Effective Date

FSP APB 14-1 is effective for financial statements issued in fiscal years beginning after December 15, 2008, as well as for interim periods within those fiscal years. Moreover, the staff position is to be applied retrospectively to all periods presented. This is true even though the CDI being accounted for was issued well before FASB even raised an issue with respect to the accounting for instrument C. The cumulative retrospective effect of the accounting change related to prior periods is recognized as of the beginning of the first period presented. Also, an offsetting adjustment must be recorded to the opening balance of retained earnings for that period.

Tax Considerations

The FSP, of course, has no effect on the tax treatment of the instruments affected by the new guidance. In fact, for tax purposes, bifurcation of a convertible instrument is explicitly prohibited: The regulations provide that “…the issue price of a debt instrument includes any amount paid for an option to convert the instrument into stock (or another debt instrument) of either the issuer or a related party…or into cash or other property in an amount equal to the approximate value of such stock (or debt instrument)…” See Regulation Section 1.1273-2(j).

A convertible debt instrument which is also a contingent payment debt instrument (CPDI), however, can provide the issuer with “enhanced” interest expense deductions. A CPDI, in turn, is defined as a debt instrument which provides for one or more contingent payments. (See Regulation Section 1.1275-4(a)(1).) For this purpose, a payment is not regarded as a contingent payment merely because of a contingency that, as of the issue date of the instrument, is either “remote or incidental.”

Furthermore, a debt instrument does not provide for contingent payments merely because it provides an option to convert the debt instrument into the stock of the issuer, into the stock or debt of a related party, or into cash or other property, in an amount equal to the approximate value of such stock or debt. Nevertheless, it has been ruled (see Revenue Ruling 2002-31, 2002-1 C.B. 1023) that a zero-coupon convertible debt instrument which provides for nominal payments in cases where, during specified periods, the debt trades at or above a certain multiple of its accreted value, does constitute a CPDI.

In those cased, the contingency — the occurrence of which would trigger such payments — was neither a remote nor incidental contingency. In cases where a CPDI is issued for cash or publicly-traded property, it is accounted for under the taxpayer-friendly non-contingent bond method (NCBM). See Regulation Section 1.1275-4(b)(1).

Under this method, the amount of interest expense which is taken into account for each accrual period is determined by first constructing a projected payment schedule for the debt instrument, and then applying rules similar to those for accruing original issue discount on a non-contingent debt instrument. Therefore, the amount of interest that accrues in each period is the product of the comparable yield of the debt instrument (the yield at which the issuer would issue a fixed rate debt instrument with terms and conditions similar to those of the CPDI), and the debt instrument’s adjusted issue price as of the beginning of the accrual period.
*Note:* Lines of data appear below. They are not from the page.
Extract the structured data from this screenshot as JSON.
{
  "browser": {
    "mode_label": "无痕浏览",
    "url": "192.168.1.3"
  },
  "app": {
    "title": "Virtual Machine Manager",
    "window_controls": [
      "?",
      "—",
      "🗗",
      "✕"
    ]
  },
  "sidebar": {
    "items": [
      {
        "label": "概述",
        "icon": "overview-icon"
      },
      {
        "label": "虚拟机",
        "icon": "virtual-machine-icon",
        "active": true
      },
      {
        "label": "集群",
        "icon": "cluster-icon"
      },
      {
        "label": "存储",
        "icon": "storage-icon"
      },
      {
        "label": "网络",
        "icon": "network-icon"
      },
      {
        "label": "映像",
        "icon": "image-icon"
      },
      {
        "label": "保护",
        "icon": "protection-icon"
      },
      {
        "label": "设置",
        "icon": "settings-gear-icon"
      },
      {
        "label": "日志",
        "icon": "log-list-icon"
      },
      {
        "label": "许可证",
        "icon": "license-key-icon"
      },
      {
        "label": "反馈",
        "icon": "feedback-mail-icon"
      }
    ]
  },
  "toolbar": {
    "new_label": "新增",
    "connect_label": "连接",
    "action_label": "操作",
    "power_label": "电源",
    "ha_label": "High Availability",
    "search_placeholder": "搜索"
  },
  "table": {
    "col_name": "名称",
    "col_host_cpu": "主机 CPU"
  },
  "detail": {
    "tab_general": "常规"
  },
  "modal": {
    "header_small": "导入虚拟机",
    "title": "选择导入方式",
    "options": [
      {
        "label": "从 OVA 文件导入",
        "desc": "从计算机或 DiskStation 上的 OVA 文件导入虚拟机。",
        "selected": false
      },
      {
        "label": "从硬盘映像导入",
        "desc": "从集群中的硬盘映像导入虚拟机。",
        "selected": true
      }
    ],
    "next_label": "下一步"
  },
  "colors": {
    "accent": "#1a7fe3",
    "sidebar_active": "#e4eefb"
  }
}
Contributor Robert Willens, founder and principal of Robert Willens LLC, writes a weekly tax column for

*A broad reconsideration of the accounting for all convertible instruments is being undertaken in connection with FASB’s liabilities and equity project.

**The FSP does not affect the application of the guidance in FAS No. 128,Earnings per Share, with respect to the calculation of earnings per share. In the case of Instrument C, a “treasury stock” type method is employed, the same method that would be employed if the unitary CDI was, instead, a straight debt instrument which had been issued with warrants.

4 Powerful Communication Strategies for Your Next Board Meeting